aNewDomain — The Esquire Channel recently ran a “Six Million Dollar Man” marathon. I caught the very first episode, which I haven’t seen in years and years.
You know how you don’t see an old show or movie for a while, a long while, and then when you do it strikes you very differently than it did before? That’s what happened around “SMDM” for me.
The world changed around Steve Austin. The world of 1978 when the show went off-air was a very different place than the world of 1973 when the pilot was made. By 1978, “Star Wars” and “Close Encounters of the Third Kind” were out; people were just starting to get really interested in UFOs and psychic phenomena; we had a gas crisis and we had the Carter presidency, with its administration that was ready to call us out on our faults.
How different is the world of 2015 from the world of 1978?
Lots of shows followed the same formula as “The Six Million Dollar Man.” They didn’t invent the formula, and it survived the show by maybe 20 years. The formula is: The core of characters remain, but each week they go to a new location, meet a new protagonist and a new villain, solve all the problems in under an hour, and segue into the next adventure. “Knight Rider,” “The Incredible Hulk,” and “Columbo” all used the same basic pretexts. Arguably “Murder She Wrote” did the same.

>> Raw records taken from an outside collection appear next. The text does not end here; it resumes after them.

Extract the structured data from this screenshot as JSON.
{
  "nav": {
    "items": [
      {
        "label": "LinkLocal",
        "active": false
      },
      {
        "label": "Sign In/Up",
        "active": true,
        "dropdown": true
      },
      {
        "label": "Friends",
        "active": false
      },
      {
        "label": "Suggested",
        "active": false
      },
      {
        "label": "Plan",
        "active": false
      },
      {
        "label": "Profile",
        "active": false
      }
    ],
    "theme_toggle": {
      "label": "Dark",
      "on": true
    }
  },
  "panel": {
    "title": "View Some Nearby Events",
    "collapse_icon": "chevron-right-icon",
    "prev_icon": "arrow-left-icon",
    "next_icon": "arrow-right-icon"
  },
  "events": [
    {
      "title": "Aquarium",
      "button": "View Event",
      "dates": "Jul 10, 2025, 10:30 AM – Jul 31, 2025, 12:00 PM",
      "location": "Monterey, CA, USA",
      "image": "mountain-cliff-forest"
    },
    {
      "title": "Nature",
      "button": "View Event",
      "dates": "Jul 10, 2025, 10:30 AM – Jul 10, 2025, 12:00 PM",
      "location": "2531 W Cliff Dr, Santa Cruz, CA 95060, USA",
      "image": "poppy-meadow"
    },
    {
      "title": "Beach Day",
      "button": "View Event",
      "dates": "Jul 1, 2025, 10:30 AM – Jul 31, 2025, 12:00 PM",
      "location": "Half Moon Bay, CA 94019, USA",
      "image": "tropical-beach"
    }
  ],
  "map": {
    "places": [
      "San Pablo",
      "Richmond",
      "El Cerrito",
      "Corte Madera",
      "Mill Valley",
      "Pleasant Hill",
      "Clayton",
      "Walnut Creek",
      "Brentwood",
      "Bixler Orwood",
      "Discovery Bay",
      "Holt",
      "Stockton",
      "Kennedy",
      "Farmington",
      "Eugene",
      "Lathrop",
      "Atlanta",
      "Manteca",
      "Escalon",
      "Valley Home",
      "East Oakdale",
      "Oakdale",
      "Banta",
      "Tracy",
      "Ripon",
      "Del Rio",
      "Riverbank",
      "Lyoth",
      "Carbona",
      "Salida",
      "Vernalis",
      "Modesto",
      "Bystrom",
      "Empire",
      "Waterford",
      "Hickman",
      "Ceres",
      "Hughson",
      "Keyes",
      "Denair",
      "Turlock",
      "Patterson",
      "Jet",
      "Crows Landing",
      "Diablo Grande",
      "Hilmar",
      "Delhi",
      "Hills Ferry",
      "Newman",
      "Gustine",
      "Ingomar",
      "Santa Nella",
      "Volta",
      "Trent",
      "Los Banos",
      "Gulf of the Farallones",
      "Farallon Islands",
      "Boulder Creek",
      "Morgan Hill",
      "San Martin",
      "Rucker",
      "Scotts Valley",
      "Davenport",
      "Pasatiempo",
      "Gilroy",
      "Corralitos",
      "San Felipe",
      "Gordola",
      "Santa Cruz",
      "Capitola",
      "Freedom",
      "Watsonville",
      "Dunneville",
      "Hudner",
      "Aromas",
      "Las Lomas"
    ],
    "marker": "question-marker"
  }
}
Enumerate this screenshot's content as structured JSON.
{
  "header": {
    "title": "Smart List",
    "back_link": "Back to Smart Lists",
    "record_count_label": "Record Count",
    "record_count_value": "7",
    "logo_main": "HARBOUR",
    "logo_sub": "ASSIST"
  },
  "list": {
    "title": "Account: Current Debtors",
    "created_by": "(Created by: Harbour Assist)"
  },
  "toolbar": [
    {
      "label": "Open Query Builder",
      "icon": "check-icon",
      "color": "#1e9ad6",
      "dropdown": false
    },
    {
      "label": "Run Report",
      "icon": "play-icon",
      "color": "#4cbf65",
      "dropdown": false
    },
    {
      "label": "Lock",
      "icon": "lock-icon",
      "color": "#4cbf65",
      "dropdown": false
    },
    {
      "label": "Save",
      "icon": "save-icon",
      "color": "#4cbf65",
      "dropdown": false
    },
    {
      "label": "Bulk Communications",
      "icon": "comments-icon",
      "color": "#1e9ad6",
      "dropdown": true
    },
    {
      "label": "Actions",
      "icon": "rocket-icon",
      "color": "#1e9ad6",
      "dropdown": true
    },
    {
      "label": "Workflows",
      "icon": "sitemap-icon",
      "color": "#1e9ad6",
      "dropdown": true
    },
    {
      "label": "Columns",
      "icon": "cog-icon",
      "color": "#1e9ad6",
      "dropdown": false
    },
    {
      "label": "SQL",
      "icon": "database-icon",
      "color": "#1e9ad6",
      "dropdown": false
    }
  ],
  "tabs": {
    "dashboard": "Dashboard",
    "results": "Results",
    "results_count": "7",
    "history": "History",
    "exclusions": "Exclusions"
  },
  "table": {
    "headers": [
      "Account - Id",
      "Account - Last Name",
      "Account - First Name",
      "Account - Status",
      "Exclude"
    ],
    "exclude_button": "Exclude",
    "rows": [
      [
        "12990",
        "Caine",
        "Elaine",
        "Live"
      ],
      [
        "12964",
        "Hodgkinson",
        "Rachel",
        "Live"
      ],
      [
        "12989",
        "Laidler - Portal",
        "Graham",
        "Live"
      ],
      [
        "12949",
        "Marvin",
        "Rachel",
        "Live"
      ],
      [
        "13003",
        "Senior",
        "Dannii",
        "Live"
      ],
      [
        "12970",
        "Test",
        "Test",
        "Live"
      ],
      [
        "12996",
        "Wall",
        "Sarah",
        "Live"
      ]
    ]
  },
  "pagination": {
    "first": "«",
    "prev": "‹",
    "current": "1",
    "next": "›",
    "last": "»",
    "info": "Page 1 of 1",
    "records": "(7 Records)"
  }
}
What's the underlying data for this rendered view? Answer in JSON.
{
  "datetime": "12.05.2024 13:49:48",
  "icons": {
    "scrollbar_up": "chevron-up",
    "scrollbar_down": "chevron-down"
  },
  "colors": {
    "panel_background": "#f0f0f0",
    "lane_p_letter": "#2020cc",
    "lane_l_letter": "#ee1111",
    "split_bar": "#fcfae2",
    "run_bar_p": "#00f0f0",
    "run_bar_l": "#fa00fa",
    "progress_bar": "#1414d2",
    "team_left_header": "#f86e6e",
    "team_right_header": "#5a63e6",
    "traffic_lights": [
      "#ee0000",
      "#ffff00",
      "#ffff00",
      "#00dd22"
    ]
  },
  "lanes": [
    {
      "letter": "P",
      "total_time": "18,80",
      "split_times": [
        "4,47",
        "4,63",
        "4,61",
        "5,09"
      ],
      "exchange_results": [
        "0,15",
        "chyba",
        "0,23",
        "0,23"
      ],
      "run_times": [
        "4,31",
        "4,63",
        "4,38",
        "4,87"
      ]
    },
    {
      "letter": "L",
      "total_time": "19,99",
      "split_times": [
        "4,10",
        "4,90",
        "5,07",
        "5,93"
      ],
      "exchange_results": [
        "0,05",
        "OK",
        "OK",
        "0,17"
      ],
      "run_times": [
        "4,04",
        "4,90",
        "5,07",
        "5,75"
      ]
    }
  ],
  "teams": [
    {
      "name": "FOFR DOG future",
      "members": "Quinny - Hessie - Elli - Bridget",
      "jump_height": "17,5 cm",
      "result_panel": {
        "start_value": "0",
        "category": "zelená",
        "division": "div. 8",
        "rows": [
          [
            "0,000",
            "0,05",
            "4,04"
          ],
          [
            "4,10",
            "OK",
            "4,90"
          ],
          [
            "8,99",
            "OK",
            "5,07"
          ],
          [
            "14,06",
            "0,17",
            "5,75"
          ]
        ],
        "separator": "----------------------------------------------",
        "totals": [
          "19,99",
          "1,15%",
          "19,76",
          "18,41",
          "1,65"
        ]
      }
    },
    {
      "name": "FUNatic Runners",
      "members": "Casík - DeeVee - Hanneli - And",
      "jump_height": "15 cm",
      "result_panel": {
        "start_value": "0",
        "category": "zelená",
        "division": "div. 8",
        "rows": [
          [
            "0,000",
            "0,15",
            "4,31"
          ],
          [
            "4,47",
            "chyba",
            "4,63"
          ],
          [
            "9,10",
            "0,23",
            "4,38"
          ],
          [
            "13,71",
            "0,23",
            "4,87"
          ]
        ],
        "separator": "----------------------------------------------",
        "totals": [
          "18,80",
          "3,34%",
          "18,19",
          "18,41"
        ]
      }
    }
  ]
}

Those shows have more or less died out.
But that’s not what struck me about “The Six Million Dollar Man.”
What struck me is how boring the opening episode was.
Steve Austin isn’t heroic, in the sense modern viewers would understand it, until the third episode. In the pilot, he only gets injured and lays in bed, experiencing despair.
He’s lost an eye, both legs, one arm. A nurse tries to console him, offer him a way back to hope, but Austin is a wreck. He sees no way to reinvent himself. He has always been very physical and very daring with that physicality and looks forward to a life of limitations with terror, rage, grief.
We all do, when we first encounter our limitations. For those born average who later acquire disabilities, they can envy people who were born with their disabilities: the adjustment is worse than the limitation.
The modern viewer would never tolerate an hour of Austin grappling with despair. We’d put that show on the Lifetime Movie Network and turn it into a tearjerker. It isn’t part of the warrior’s way to struggle thusly — at least not for very long.
I watched more.
There’s Steve learning to walk on his new legs, struggling to do even the simplest of tasks. He falls between the parallel bars. The nurse moves to help him, but the doctor says no, stay back. Austin is left to struggle there, not just to stand under his own power, but to want to do so.
And more: He wants to know what it would feel like to be with a woman.
These artificial limbs: Can they feel? Are they me, and am I them? He asks the nurse, “Can I touch you?” She consents, and he touches her face, understanding the contact of skin to skin. Her hair. He laments that it is all falsehood. She reaches to touch him, to offer him that contact-comfort — but he snaps, “I didn’t say you could touch me.”
Here he is, reconstructed, bodily reinvented, but still struggling to understand what it means. To be partially a thing, an invention. A tool. Maybe even to have lost and regained so easily: to have been denied the struggle, the ultimate test of a man, to live without. To embrace the limitations, exist without those lost pieces, find heroism on that abject journey rather than in the over-compensated strengths the OSI offers.
Various reboots of the series have emphasized the powers over the struggle, the strengths over the crucible in which they were formed. When you make a super-man, or super-woman, you have to be sure they have survived knowledge of their own death.
Ernest Becker (The Denial of Death) saw the rise of the Third Reich as a denial of death, as a way of fleeing from impermanence and the terror of graveworms.
Replace a person’s body with machine parts that make them powerful, super-human, and how can you be sure they will use that power in service of the downtrodden, the weak, the humble?
They have to die first, to lose it all.
Like Rollo May, the hero needs first to lay in bed for six months, wondering if they will survive tuberculosis, and do so in an environment without distractions. He must confront and survive.
He must experience despair.
He must be tested and pass.
That is the essence of heroics.
In the modern world of microwave dinners and nuclear missiles and standardized testing, of pills for emotions, we don’t have patience for the things that make a man a hero.
Cover image: Daily Mail, All Rights Reserved
Image two: KnightRider on YouTube
Image three: Wikisource.org